▸ **Instructions to follow**: Scan the material for the word "this", then return every line where it appears.

▸ **Data supplied**:
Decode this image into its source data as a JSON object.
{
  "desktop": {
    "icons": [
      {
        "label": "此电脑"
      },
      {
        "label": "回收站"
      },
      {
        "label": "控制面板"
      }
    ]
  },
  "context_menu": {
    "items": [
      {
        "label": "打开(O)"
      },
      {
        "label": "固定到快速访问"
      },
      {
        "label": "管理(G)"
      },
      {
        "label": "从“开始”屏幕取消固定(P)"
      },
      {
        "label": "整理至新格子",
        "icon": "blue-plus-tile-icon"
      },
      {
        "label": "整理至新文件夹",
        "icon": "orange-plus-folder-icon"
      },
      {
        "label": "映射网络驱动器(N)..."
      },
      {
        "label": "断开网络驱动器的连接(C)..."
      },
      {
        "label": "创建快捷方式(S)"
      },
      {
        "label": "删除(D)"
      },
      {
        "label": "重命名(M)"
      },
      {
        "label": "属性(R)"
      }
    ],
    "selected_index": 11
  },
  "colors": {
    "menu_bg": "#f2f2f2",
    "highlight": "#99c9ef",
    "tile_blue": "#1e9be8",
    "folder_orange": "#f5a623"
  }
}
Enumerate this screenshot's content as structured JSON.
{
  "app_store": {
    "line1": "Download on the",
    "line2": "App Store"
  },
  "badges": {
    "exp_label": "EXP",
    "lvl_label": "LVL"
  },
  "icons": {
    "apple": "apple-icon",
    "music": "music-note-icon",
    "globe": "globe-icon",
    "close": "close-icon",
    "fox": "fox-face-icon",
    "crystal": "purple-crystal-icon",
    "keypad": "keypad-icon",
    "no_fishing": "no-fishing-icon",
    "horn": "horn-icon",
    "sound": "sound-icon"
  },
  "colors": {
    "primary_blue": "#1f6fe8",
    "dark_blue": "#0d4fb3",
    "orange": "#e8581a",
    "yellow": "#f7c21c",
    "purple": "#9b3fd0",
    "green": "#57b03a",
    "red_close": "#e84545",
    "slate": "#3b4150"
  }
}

▸ **Written response**:
Decode this image into its source data as a JSON object.
Enumerate this screenshot's content as structured JSON.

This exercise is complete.